* What you need to do
Show every line of the data below that includes the word "face".

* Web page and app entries
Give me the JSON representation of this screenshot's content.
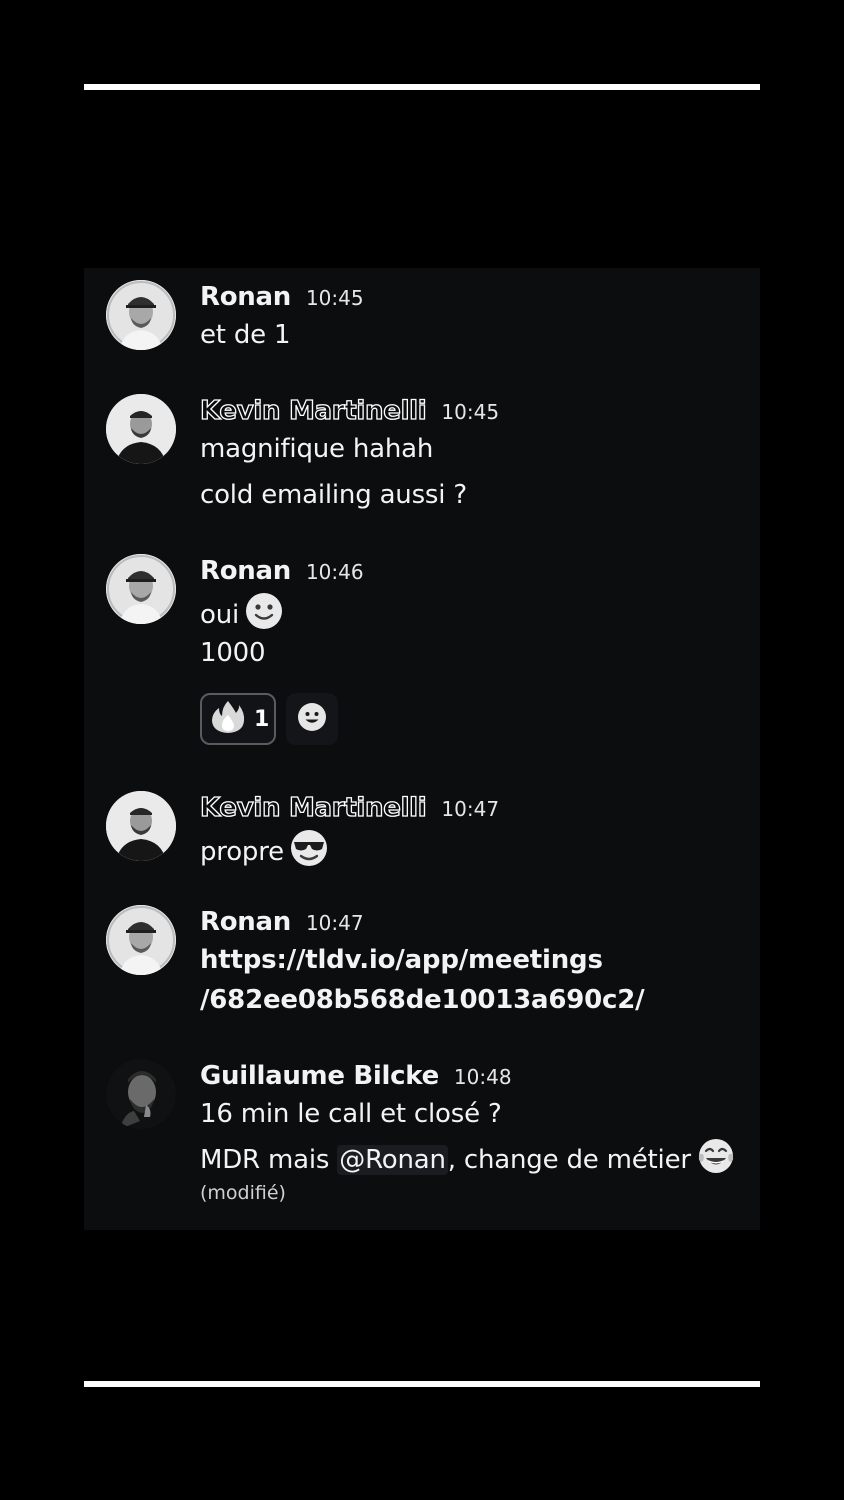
{
  "messages": [
    {
      "author": "Ronan",
      "time": "10:45",
      "lines": [
        "et de 1"
      ]
    },
    {
      "author": "Kevin Martinelli",
      "time": "10:45",
      "lines": [
        "magnifique hahah",
        "cold emailing aussi ?"
      ]
    },
    {
      "author": "Ronan",
      "time": "10:46",
      "lines": [
        "oui",
        "1000"
      ],
      "emoji": "slightly-smiling-face-icon",
      "reaction": {
        "emoji": "fire-icon",
        "count": "1"
      }
    },
    {
      "author": "Kevin Martinelli",
      "time": "10:47",
      "lines": [
        "propre"
      ],
      "emoji": "sunglasses-face-icon"
    },
    {
      "author": "Ronan",
      "time": "10:47",
      "lines": [
        "https://tldv.io/app/meetings",
        "/682ee08b568de10013a690c2/"
      ]
    },
    {
      "author": "Guillaume Bilcke",
      "time": "10:48",
      "lines": [
        "16 min le call et closé ?"
      ],
      "line2_before": "MDR mais ",
      "mention": "@Ronan",
      "line2_after": ", change de métier",
      "emoji": "face-with-tears-of-joy-icon",
      "edited": "(modifié)"
    }
  ],
  "colors": {
    "background": "#000000",
    "chat_background": "#0c0d0f",
    "text": "#f2f3f5",
    "reaction_border": "#5a5b5f"
  }
}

* Exercise response
      "emoji": "slightly-smiling-face-icon",
      "emoji": "sunglasses-face-icon"
      "emoji": "face-with-tears-of-joy-icon",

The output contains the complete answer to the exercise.